In my last self-publishing piece, why self-publishing is a no brainer, I mentioned the importance of a professional approach to your writing. Today, I will focus on the editing process.
So what do I mean by ‘professional self-publishing’?
The answer is a simple one. As self-publishers, we should try and act as if we were signed with a major publishing house. We need to engage skilled editors like David Gatewood and others to edit our work professionally. And, most importantly, we must respect the editing process—there is no point in paying for editorial services if you then ignore their revisions and suggestions. We also need to produce well-designed covers and market our novels effectively.
Editing, editing, editing!
One of the biggest criticisms of self-publishing is one of quality. Modern publishing allows anyone to write in the morning and publish the same afternoon. This is an empowering notion, but it does mean that the lure of self-publishing can lead to unfinished, un-edited work finding its way on to the electronic shelves.
I’m not knocking writers—far from it (if self-publishing was around twenty years ago, I would have been publishing unedited novels—I wouldn’t have known any better), instead, I want to urge authors to resist the pull of the publish button until they have done everything to ensure their writing is the best and most professional it can be. This is a competitive market, we need every chance we can get!
And regardless of how many great indie writers there are out there, this criticism of quality is still one of the biggest sticks that those who support the traditional publishers use against independent publishing. And that’s why a professional approach is paramount.
Satisfying your reader’s needs
As I mentioned in my previous article, one of the great things about self-publishing is that readers do not care if you are self-published—if your novel has a flowing, engaging story, is well written and professionally edited, you are satisfying their needs as readers.
A common mistake a lot of new writers make is to only show their work to friends and family. Of course they are going to be impressed, but crucially, they do not have the experience to give them the informed feedback they require and are more likely to be supportive rather than objective—which leads me onto the most important tool of any writer:
I often say: ‘You cannot pay enough for objectivity’. And you just can’t. It is gold dust to the writer. Not sure what I mean? Objectivity is the opposite of ‘subjectivity’. When writing, we are working in an entirely subjective environment. We see all, we know all and we have to try and convey what we know to the reader. Ack!
A common way of achieving this valuable objectivity or distance from your story/novel, is to ‘put the manuscript in the bottom drawer’. This means leaving your novel alone for a month or two so that when you read it again, you see it with fresher, more objective eyes.
An editor is better!
The bottom drawer method is a good technique, but an editor will give you professional objectivity and a written critique. For new writers, this can be daunting. You send off your cherished masterpiece to your chosen editor who more often than not comes back and tells you it’s full of holes. It can be embarrassing, you may feel insulted or even depressed, but the longer you expose yourself to this process, the better a writer you will become and the more you will realise just how valuable their objectivity is to your writing process.

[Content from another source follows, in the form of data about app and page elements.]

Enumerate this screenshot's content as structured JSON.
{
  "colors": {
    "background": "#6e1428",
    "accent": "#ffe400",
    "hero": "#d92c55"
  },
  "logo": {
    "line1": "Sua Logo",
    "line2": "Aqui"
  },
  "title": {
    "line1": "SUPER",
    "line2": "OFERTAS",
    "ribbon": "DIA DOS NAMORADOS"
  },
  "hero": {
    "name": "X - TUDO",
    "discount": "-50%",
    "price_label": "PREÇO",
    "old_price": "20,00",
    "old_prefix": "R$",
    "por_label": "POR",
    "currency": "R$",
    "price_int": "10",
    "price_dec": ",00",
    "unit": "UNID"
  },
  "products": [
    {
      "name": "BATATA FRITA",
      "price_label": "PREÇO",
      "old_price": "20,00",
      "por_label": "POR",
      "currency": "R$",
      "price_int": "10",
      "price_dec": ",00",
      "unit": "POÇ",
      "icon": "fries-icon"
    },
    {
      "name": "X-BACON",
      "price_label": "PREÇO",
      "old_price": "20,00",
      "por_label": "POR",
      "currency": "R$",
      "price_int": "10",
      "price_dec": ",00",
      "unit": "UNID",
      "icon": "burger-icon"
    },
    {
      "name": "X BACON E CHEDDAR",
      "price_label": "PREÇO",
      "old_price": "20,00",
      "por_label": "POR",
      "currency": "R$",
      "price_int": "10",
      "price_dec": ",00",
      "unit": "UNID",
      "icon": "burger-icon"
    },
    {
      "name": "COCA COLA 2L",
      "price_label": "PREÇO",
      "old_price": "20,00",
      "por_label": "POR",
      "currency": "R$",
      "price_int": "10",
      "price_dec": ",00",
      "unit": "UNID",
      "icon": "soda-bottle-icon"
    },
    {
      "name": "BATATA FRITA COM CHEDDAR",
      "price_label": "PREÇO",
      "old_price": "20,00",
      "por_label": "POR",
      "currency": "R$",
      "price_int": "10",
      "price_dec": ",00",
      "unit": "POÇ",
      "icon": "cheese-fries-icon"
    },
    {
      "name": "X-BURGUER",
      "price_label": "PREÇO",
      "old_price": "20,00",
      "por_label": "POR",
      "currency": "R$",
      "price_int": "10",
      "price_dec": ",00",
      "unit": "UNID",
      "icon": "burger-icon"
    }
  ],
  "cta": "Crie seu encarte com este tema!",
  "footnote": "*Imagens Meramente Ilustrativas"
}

Instead of waiting six weeks with your novel languishing in the ‘bottom drawer’, you can send it off to a professional who can give you better objectivity. Editors not only point out spelling errors, and bad sentences, they also spot character inconsistencies, plot flaws, and all your bad habits.
It’s the same process that a signed author would go through, except instead of waiting months for your revisions, you can get them back in a week or two. And, depending on the agreement with your editor, you can send your work back to them again and again until it’s in tip top condition.
If you are very lucky, like I am, you might find a group of willing editors to edit your writing for the pleasure of working with you. I have four such editors, each with a different emphasis, who collectively give a very full and rounded editing experience. But there are a host of editors out there who you can professionally engage to help give your masterpiece that final polish, or as is usual in my case, a very deep clean!
Sending your work away to professionals is also a good whipping stick—it can really focus you on those final set of revisions, particularly if you want to get value for money.
Copy-editing to reduce your editor costs
The most useful task I do before sending any manuscript away, is to go through my invaluable list of copy-edits. You can find them all here, in my guide The Complete INDIE Editor – 55 Essential Copy-edits for the Professional Independent Author.
• Redundant adjectives & overuse of adverbs
• Over thirty overused words & phrases such as that, it, up/down, was/were, had, even, got, etc.
• Overuse of exclamations and the ellipsis
• Proper use of italics, quotations & capitalisation
• Word pairs & homophones
• How to handle numbers & time
• And descriptions of flow, show not tell, writing tenses, dialogue handling and loads more.
The upshot of sending a well-polished manuscript to your editor is that they will focus on the more important aspects of your novel, not just the everyday mistakes we writers make um… every day.
And there we have it, and I even managed a little plug at the end. Nice. Next, I’ll be looking at cover design and some of the pitfalls to avoid when selling your novels through social channels.
Want to discuss this with me further? Then leave a comment or use my forum.